You should discuss any concerns about your health and medical care with your doctor.
What should I tell my doctor before I take REMICADE®?
You should let your doctor know if you have or ever had any of the following:
- Tuberculosis (TB) or have been near someone who has TB. Your doctor will check you for TB with a skin test. If you have latent (inactive) TB, you will begin TB treatment before you start REMICADE®.
- Lived in a region where certain fungal infections like histoplasmosis or coccidioidomycosis are common.
- Infections that keep coming back, have diabetes or an immune system problem.
- Any type of cancer or a risk factor for developing cancer, for example, chronic obstructive pulmonary disease (COPD) or had phototherapy for psoriasis.
- Heart failure or any heart condition. Many people with heart failure should not take REMICADE®.
- Hepatitis B virus (HBV) infection or think you may be a carrier of HBV. Your doctor will test you for HBV.
- Nervous system disorders (like multiple sclerosis or Guillain-Barré syndrome).
Also tell your doctor if you:
- Use the medicines Kineret (anakinra), Orencia (abatacept) or Actemra (tocilizumab) or other medicines called biologics used to treat the same problems as REMICADE®.
- Are pregnant, plan to become pregnant, are breast-feeding, or have a baby and were using REMICADE® during your pregnancy. Tell your baby’s doctor about your REMICADE® use before the baby receives any vaccine because of an increased risk of infection for up to 6 months after your last dose of REMICADE® you received during your pregnancy.
- Adults and children should not receive a live vaccine while taking REMICADE®.
What should I watch for and talk to my doctor about before or while taking REMICADE®?
The following serious (sometimes fatal) side effects have been reported in people taking REMICADE®.
You should tell your doctor right away if you have any of the signs listed below:
- Infections (like TB, blood infections, pneumonia)—fever, tiredness, cough, flu, or warm, red or painful skin or any open sores.

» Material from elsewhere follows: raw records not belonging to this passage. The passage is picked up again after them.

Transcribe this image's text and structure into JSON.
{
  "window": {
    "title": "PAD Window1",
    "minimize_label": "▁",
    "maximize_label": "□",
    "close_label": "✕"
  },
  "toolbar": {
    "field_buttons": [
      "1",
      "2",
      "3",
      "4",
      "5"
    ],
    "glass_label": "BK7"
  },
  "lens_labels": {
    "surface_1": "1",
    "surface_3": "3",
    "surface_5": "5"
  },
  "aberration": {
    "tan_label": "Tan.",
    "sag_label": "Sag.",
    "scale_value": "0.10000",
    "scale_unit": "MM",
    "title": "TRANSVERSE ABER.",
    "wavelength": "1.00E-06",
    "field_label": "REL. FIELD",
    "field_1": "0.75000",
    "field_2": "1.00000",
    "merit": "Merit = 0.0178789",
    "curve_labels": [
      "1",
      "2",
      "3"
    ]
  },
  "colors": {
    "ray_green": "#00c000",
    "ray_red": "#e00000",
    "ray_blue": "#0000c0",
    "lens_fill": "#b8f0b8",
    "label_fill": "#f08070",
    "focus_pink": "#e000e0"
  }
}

REMICADE® can make you more likely to get an infection or make any infection that you have worse.
- Lymphoma, or any other cancers in adults and children.
- Skin cancer—any changes in or growths on your skin.
- Heart failure—new or worsening symptoms, such as shortness of breath, swelling of your ankles or feet, or sudden weight gain.
- Reactivation of HBV—feeling unwell, poor appetite, tiredness, fever, skin rash and/or joint pain.
- Liver injury—jaundice (yellow skin and eyes), dark brown urine, right-sided abdominal pain, fever, or severe tiredness.
- Blood disorders—fever that doesn’t go away, bruising, bleeding or severe paleness.
- Nervous system disorders—numbness, weakness, tingling, changes in your vision or seizures.
- Allergic reactions during or after the infusion—hives, difficulty breathing, chest pain, high or low blood pressure, swelling of face and hands, and fever or chills.
- Lupus-like syndrome—chest discomfort or pain that does not go away, shortness of breath, joint pain, rash on the cheeks or arms that gets worse in the sun. The more common side effects with REMICADE® are respiratory infections (that may include sinus infections and sore throat), headache, rash, coughing and stomach pain.
- Psoriasis—new or worsening psoriasis such as red scaly patches or raised bumps on the skin that are filled with pus.
You are encouraged to report negative side effects of prescription drugs to the FDA.
Visit www.fda.gov/medwatch, or call 1-800-FDA-1088.